Unfortunately due to the content I am going to have to respectfully decline. The reason is we have a lot of long standing clients who are religious organizations. They are in our facilities all of the time and [we] cannot risk having this content out in the open during production. Please understand that this is not a slight against your artwork or the message that you are trying to convey to your audience. I wish you all the best and I hope you can understand our position.
The biggest unanswered question from Harmony’s reply is what dubious “content” they are referring to, since it is not explicitly mentioned. When the Torontoist contacted Harmony, they clarified that the issue was not the sexual orientation of the writer/main character, but rather the images of people having sex. Either way, is Harmony’s refusal of services legal? The Torontoist sums up the details on both sides of the debate:
A good place to start any discussion about the legality of refusing services is the Ontario Human Rights Code, which guarantees the right to equal treatment with respect to services, goods, and facilities without discrimination because of certain characteristics. After much struggle, sexual orientation was added as a characteristic in 1986.
The flip side, however, is that equal treatment isn’t guaranteed if the characteristic isn’t listed. (Exception: a court may choose to “read in” a new characteristic that has been unconstitutionally omitted, but this is rare.) So a magazine can refuse to print ads for escort services, and a club can have a style code, because the Code doesn’t prohibit discrimination in the provision of services against prostitutes or the unstylish.
If you accept Harmony’s defence–that it feared a backlash from religious clients who would object to images of people having sex–then Harmony is probably in the clear. The characteristic of “having sex” is not listed in the Code, and it is (highly) unlikely to be read in.
This is, as the quote above notes, if you accept Harmony’s defence, and that you don’t instead believe that Harmony feared a backlash from religious clients who would object specifically to images of two men having sex.
American talk show host, author, and staunchly conservative political commentator Glenn Beck has signed a wide-ranging contract with Simon & Schuster that will allow him a greater share in the profits of his forthcoming titles, an arrangement which The Wall Street Journal notes “the publisher has traditionally reserved solely for its most important writers, such as Stephen King.”
During these tough economic times, the deal allows Simon & Schuster to lock in a rising star writer, while also lowering his advances prior to publication. From the WSJ:

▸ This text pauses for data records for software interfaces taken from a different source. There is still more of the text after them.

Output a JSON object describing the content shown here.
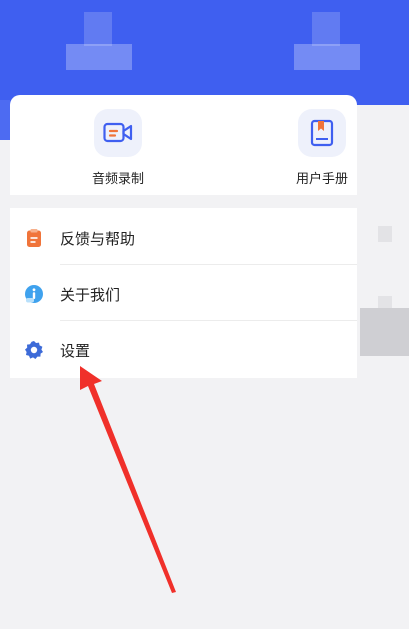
{
  "quick_actions": [
    {
      "label": "音频录制",
      "icon": "video-record-icon"
    },
    {
      "label": "用户手册",
      "icon": "manual-book-icon"
    }
  ],
  "menu": [
    {
      "label": "反馈与帮助",
      "icon": "clipboard-icon"
    },
    {
      "label": "关于我们",
      "icon": "info-icon"
    },
    {
      "label": "设置",
      "icon": "gear-icon"
    }
  ],
  "colors": {
    "header": "#3f5ff0",
    "accent_orange": "#f0743a",
    "info_blue": "#3fa2ee",
    "gear_blue": "#3d6bd8",
    "annotation_red": "#f0302a"
  }
}
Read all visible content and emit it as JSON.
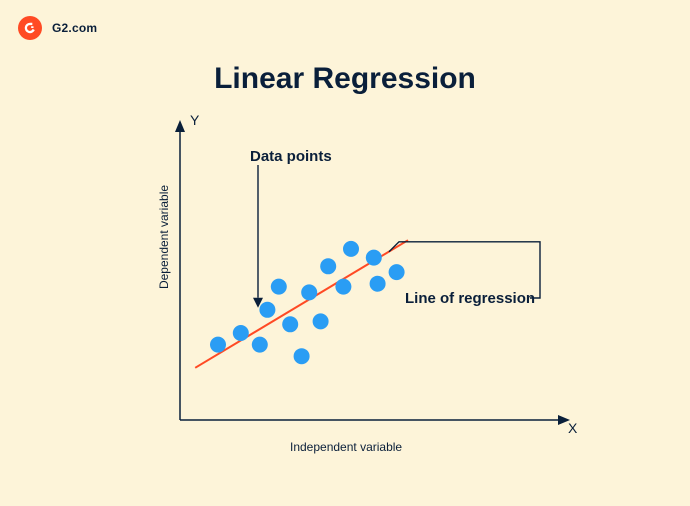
{
  "header": {
    "brand": "G2.com"
  },
  "title": "Linear Regression",
  "annotations": {
    "data_points": "Data points",
    "regression_line": "Line of regression"
  },
  "axes": {
    "y_letter": "Y",
    "x_letter": "X",
    "y_label": "Dependent variable",
    "x_label": "Independent variable"
  },
  "chart_data": {
    "type": "scatter",
    "title": "Linear Regression",
    "xlabel": "Independent variable",
    "ylabel": "Dependent variable",
    "series": [
      {
        "name": "Data points",
        "type": "scatter",
        "points": [
          {
            "x": 1.0,
            "y": 2.6
          },
          {
            "x": 1.6,
            "y": 3.0
          },
          {
            "x": 2.1,
            "y": 2.6
          },
          {
            "x": 2.3,
            "y": 3.8
          },
          {
            "x": 2.6,
            "y": 4.6
          },
          {
            "x": 2.9,
            "y": 3.3
          },
          {
            "x": 3.2,
            "y": 2.2
          },
          {
            "x": 3.4,
            "y": 4.4
          },
          {
            "x": 3.7,
            "y": 3.4
          },
          {
            "x": 3.9,
            "y": 5.3
          },
          {
            "x": 4.3,
            "y": 4.6
          },
          {
            "x": 4.5,
            "y": 5.9
          },
          {
            "x": 5.1,
            "y": 5.6
          },
          {
            "x": 5.2,
            "y": 4.7
          },
          {
            "x": 5.7,
            "y": 5.1
          }
        ]
      },
      {
        "name": "Line of regression",
        "type": "line",
        "points": [
          {
            "x": 0.4,
            "y": 1.8
          },
          {
            "x": 6.0,
            "y": 6.2
          }
        ]
      }
    ],
    "xlim": [
      0,
      10
    ],
    "ylim": [
      0,
      10
    ],
    "colors": {
      "scatter": "#2a9df4",
      "line": "#ff4a24",
      "axis": "#0a1f3a"
    }
  }
}
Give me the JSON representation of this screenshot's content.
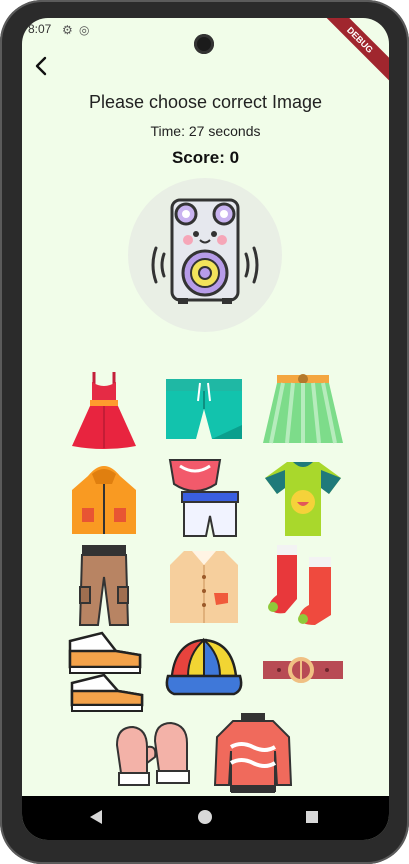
{
  "status": {
    "time": "8:07",
    "debug_banner": "DEBUG"
  },
  "header": {
    "title": "Please choose correct Image",
    "timer_text": "Time: 27 seconds",
    "score_text": "Score: 0"
  },
  "target": {
    "icon": "speaker-icon"
  },
  "options": [
    {
      "icon": "dress-icon"
    },
    {
      "icon": "shorts-icon"
    },
    {
      "icon": "skirt-icon"
    },
    {
      "icon": "jacket-icon"
    },
    {
      "icon": "underwear-icon"
    },
    {
      "icon": "tshirt-icon"
    },
    {
      "icon": "cargo-pants-icon"
    },
    {
      "icon": "shirt-icon"
    },
    {
      "icon": "socks-icon"
    },
    {
      "icon": "sneakers-icon"
    },
    {
      "icon": "cap-icon"
    },
    {
      "icon": "belt-icon"
    },
    {
      "icon": "mittens-icon"
    },
    {
      "icon": "sweater-icon"
    }
  ],
  "colors": {
    "background": "#f1fde9",
    "target_circle": "#e9efe5"
  }
}
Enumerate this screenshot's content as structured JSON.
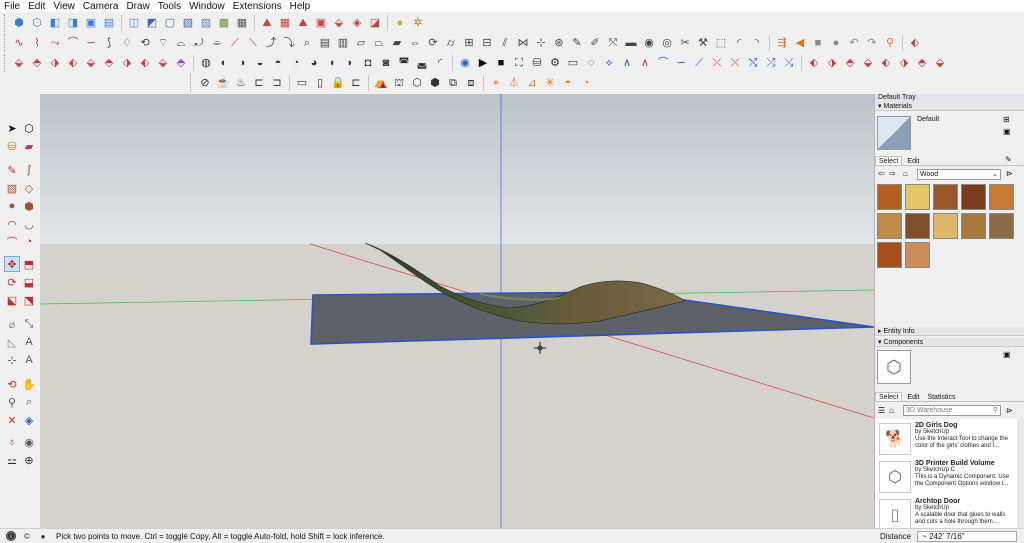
{
  "menu": [
    "File",
    "Edit",
    "View",
    "Camera",
    "Draw",
    "Tools",
    "Window",
    "Extensions",
    "Help"
  ],
  "tray": {
    "title": "Default Tray",
    "materials_header": "Materials",
    "current_material": "Default",
    "tabs": [
      "Select",
      "Edit"
    ],
    "library": "Wood",
    "swatch_colors": [
      "#b45f22",
      "#e5c46a",
      "#9a5628",
      "#7a3b1d",
      "#c97b37",
      "#c08a4a",
      "#7d4e2a",
      "#e0b86c",
      "#a8783c",
      "#8c6a45",
      "#a8501c",
      "#cc8c5c"
    ],
    "entity_info_header": "Entity Info",
    "components_header": "Components",
    "comp_tabs": [
      "Select",
      "Edit",
      "Statistics"
    ],
    "search_placeholder": "3D Warehouse",
    "components": [
      {
        "title": "2D Girls Dog",
        "author": "by SketchUp",
        "desc": "Use the Interact Tool to change the color of the girls' clothes and t..."
      },
      {
        "title": "3D Printer Build Volume",
        "author": "by SketchUp C",
        "desc": "This is a Dynamic Component. Use the Component Options window t..."
      },
      {
        "title": "Archtop Door",
        "author": "by SketchUp",
        "desc": "A scalable door that glues to walls and cuts a hole through them..."
      }
    ]
  },
  "status": {
    "hint": "Pick two points to move.  Ctrl = toggle Copy, Alt = toggle Auto-fold, hold Shift = lock inference.",
    "measure_label": "Distance",
    "measure_value": "~ 242' 7/16\""
  },
  "colors": {
    "accent": "#2a53c8",
    "axis_red": "#d84040",
    "axis_green": "#3bbf3b",
    "axis_blue": "#4a6ad8",
    "ground": "#d6d3cf"
  }
}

Authors typically receive a royalty of 15% of the publisher’s suggested retail price on hardcover titles and a 7% to 10% royalty on paperbacks, money paid out after publishers have recouped their advance. Mr. Beck will accept smaller advances in exchange for a share in the profits. The deal will also provide him with more creative control over how his books are designed and marketed.
“I’d rather take a lower advance and have a partnership,” Mr. Beck, 45 years old, said. “I’ll bet on myself and a smart person on the other side of the table every time.” Mr. Beck said he took satisfaction in having a deal similar to that of Mr. King, noting that Mr. King described him in a magazine column as “Satan’s mentally challenged younger brother.”